There's so much I can take away from this race, as both a learning experience and a building block to dial my training in further. Yet the one thing that really stood out in my mind today was the support and encouragement of friends, volunteers, and the entire race organization (especially Joe Galope, the race director). I would also like to thank my co-worker Robert for spending his entire Saturday taking pictures along the course, I really appreciate it. The Zane Grey 50 really lives up to it's reputation, finishing this race is quite a feat, so congrats to all of you that did!
-My awesome crew at the finish - Lindsay, Myself, Brett, Rebecca
Sunday, April 3, 2011
Mt Elden Road/Trail Run
Mileage - 15.25
Time - 2:29
AEG - 2400ft
Phoenix hit a record high on Friday...100 degrees! Not a very funny April Fools joke I must say. So when I got the invite to train with some friends in the high country, I was more than willing to hit the road at 4:30am to join them for a run up Mt Elden. Flagstaff is such a great mountain town, it has a really cool vibe, and you could feel the excitement a beautiful spring day brings to indicate winter has officially come to an end.
Brian, Chris, and I started the run to the summit of Mt Elden at 8:00am following a Forest Service road, steadily gaining 2100ft in 5.5 miles. We weren't alone out there by any means, as this appears to be the training grounds for elite runners in the Flagstaff area. Topping out at 9300ft, I could definitely notice the thin air, although I've never had much of an issue when hiking or running at high altitude. On the way down the three of us, oh wait, did I forget Petzl (Brian's dog), make that four, took a detour to run the Rocky Ridge trail and I was loving every minute of it. Flagstaff has a great trail system, unlike anything the Sonoran Desert has to offer.

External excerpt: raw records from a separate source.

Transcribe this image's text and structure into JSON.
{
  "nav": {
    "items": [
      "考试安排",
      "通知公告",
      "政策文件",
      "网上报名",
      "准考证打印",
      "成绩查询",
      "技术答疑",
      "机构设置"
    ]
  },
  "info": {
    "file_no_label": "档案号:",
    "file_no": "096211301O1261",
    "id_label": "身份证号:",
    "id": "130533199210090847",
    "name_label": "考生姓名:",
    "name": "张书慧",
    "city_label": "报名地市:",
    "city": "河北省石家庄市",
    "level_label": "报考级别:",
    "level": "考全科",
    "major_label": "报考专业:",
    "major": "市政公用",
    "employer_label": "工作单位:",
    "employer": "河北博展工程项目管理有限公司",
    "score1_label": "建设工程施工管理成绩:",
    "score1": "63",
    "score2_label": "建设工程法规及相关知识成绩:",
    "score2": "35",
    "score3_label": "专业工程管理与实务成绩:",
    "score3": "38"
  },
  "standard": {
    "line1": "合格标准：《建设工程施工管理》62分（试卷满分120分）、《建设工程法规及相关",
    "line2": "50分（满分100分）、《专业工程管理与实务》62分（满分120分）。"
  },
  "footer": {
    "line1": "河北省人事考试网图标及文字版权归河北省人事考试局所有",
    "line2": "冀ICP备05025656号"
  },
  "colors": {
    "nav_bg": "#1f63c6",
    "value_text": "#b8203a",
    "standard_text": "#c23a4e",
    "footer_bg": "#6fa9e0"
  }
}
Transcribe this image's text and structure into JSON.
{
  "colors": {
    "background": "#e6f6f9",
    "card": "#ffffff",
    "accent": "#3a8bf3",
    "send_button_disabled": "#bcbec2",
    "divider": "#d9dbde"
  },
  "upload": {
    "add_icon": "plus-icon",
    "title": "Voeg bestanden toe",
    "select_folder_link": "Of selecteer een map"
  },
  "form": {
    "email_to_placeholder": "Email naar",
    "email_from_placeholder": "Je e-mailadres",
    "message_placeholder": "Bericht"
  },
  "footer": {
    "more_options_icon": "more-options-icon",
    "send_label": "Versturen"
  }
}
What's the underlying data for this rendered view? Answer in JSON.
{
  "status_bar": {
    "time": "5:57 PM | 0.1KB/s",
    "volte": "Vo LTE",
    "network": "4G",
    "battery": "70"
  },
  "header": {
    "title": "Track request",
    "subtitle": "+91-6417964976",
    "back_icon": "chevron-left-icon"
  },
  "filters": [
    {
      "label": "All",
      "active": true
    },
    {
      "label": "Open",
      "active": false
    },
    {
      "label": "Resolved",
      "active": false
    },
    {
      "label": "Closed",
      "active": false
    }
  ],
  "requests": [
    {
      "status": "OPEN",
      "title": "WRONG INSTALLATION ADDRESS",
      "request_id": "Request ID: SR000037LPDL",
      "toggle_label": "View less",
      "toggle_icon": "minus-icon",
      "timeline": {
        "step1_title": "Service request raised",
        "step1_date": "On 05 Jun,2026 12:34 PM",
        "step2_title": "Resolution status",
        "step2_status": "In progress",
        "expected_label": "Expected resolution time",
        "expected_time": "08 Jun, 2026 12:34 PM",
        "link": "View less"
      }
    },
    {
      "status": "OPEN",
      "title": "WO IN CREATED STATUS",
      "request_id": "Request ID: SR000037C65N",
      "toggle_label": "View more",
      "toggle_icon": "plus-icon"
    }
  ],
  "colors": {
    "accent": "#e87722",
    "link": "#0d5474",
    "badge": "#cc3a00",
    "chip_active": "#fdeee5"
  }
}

Brian once described them as "world class," and I would have to agree.